BEGIN RECORD EXTRACTS

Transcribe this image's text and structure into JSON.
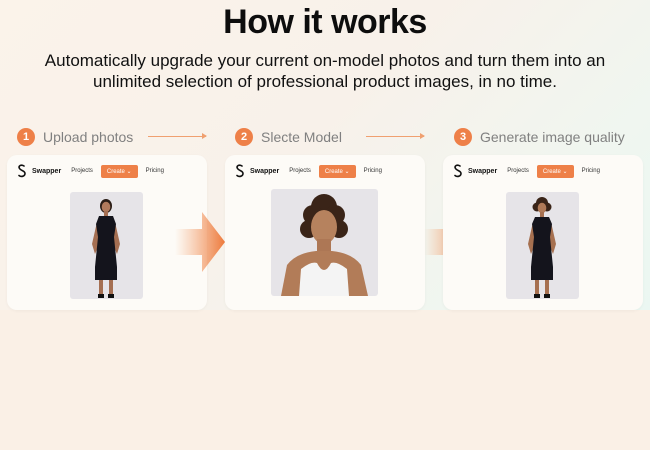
{
  "header": {
    "title": "How it works",
    "subtitle": "Automatically upgrade your current on-model photos and turn them into an unlimited selection of professional product images, in no time."
  },
  "steps": [
    {
      "number": "1",
      "label": "Upload photos"
    },
    {
      "number": "2",
      "label": "Slecte Model"
    },
    {
      "number": "3",
      "label": "Generate image quality"
    }
  ],
  "app_nav": {
    "brand": "Swapper",
    "projects": "Projects",
    "create": "Create ⌄",
    "pricing": "Pricing"
  },
  "colors": {
    "accent": "#ee8048",
    "card": "#fdfbf7",
    "dress": "#14141c",
    "photo_bg": "#e6e4e8"
  },
  "icons": [
    "swapper-logo-icon",
    "arrow-right-icon"
  ]
}
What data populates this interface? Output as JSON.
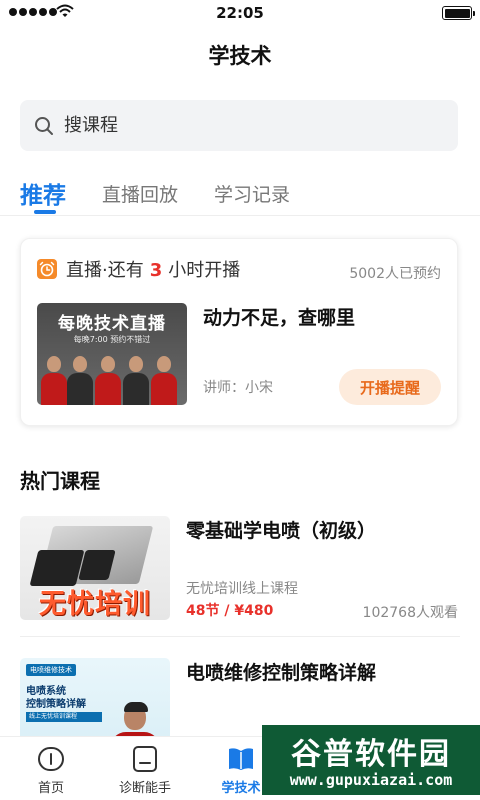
{
  "status_bar": {
    "time": "22:05"
  },
  "header": {
    "title": "学技术"
  },
  "search": {
    "placeholder": "搜课程"
  },
  "tabs": [
    {
      "label": "推荐",
      "active": true
    },
    {
      "label": "直播回放",
      "active": false
    },
    {
      "label": "学习记录",
      "active": false
    }
  ],
  "live": {
    "status_prefix": "直播·还有",
    "hours": "3",
    "status_suffix": "小时开播",
    "reserved": "5002人已预约",
    "thumb_title": "每晚技术直播",
    "thumb_subtitle": "每晚7:00  预约不错过",
    "title": "动力不足，查哪里",
    "lecturer": "讲师：小宋",
    "remind_button": "开播提醒"
  },
  "hot_courses": {
    "title": "热门课程",
    "items": [
      {
        "name": "零基础学电喷（初级）",
        "thumb_text": "无忧培训",
        "provider": "无忧培训线上课程",
        "price": "48节 / ¥480",
        "views": "102768人观看"
      },
      {
        "name": "电喷维修控制策略详解",
        "thumb_tag": "电喷维修技术",
        "thumb_line1": "电喷系统",
        "thumb_line2": "控制策略详解",
        "thumb_bar": "线上无忧培训课程"
      }
    ]
  },
  "tabbar": [
    {
      "label": "首页",
      "icon": "home-icon",
      "active": false
    },
    {
      "label": "诊断能手",
      "icon": "diagnose-icon",
      "active": false
    },
    {
      "label": "学技术",
      "icon": "book-icon",
      "active": true
    }
  ],
  "watermark": {
    "text": "谷普软件园",
    "url": "www.gupuxiazai.com"
  },
  "colors": {
    "accent": "#1a7ae6",
    "price": "#e8312b",
    "remind_bg": "#fdebdc",
    "remind_text": "#e86a1c"
  }
}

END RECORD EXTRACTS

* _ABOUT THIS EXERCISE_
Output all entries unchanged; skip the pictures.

* _EXERCISE OUTPUT_
Transcribe this image's text and structure into JSON.
{
  "header": {
    "title": "How it works",
    "subtitle": "Automatically upgrade your current on-model photos and turn them into an unlimited selection of professional product images, in no time."
  },
  "steps": [
    {
      "number": "1",
      "label": "Upload photos"
    },
    {
      "number": "2",
      "label": "Slecte Model"
    },
    {
      "number": "3",
      "label": "Generate image quality"
    }
  ],
  "app_nav": {
    "brand": "Swapper",
    "projects": "Projects",
    "create": "Create ⌄",
    "pricing": "Pricing"
  },
  "colors": {
    "accent": "#ee8048",
    "card": "#fdfbf7",
    "dress": "#14141c",
    "photo_bg": "#e6e4e8"
  },
  "icons": [
    "swapper-logo-icon",
    "arrow-right-icon"
  ]
}
What data populates this interface? Output as JSON.
{
  "status_bar": {
    "time": "22:05"
  },
  "header": {
    "title": "学技术"
  },
  "search": {
    "placeholder": "搜课程"
  },
  "tabs": [
    {
      "label": "推荐",
      "active": true
    },
    {
      "label": "直播回放",
      "active": false
    },
    {
      "label": "学习记录",
      "active": false
    }
  ],
  "live": {
    "status_prefix": "直播·还有",
    "hours": "3",
    "status_suffix": "小时开播",
    "reserved": "5002人已预约",
    "thumb_title": "每晚技术直播",
    "thumb_subtitle": "每晚7:00  预约不错过",
    "title": "动力不足，查哪里",
    "lecturer": "讲师：小宋",
    "remind_button": "开播提醒"
  },
  "hot_courses": {
    "title": "热门课程",
    "items": [
      {
        "name": "零基础学电喷（初级）",
        "thumb_text": "无忧培训",
        "provider": "无忧培训线上课程",
        "price": "48节 / ¥480",
        "views": "102768人观看"
      },
      {
        "name": "电喷维修控制策略详解",
        "thumb_tag": "电喷维修技术",
        "thumb_line1": "电喷系统",
        "thumb_line2": "控制策略详解",
        "thumb_bar": "线上无忧培训课程"
      }
    ]
  },
  "tabbar": [
    {
      "label": "首页",
      "icon": "home-icon",
      "active": false
    },
    {
      "label": "诊断能手",
      "icon": "diagnose-icon",
      "active": false
    },
    {
      "label": "学技术",
      "icon": "book-icon",
      "active": true
    }
  ],
  "watermark": {
    "text": "谷普软件园",
    "url": "www.gupuxiazai.com"
  },
  "colors": {
    "accent": "#1a7ae6",
    "price": "#e8312b",
    "remind_bg": "#fdebdc",
    "remind_text": "#e86a1c"
  }
}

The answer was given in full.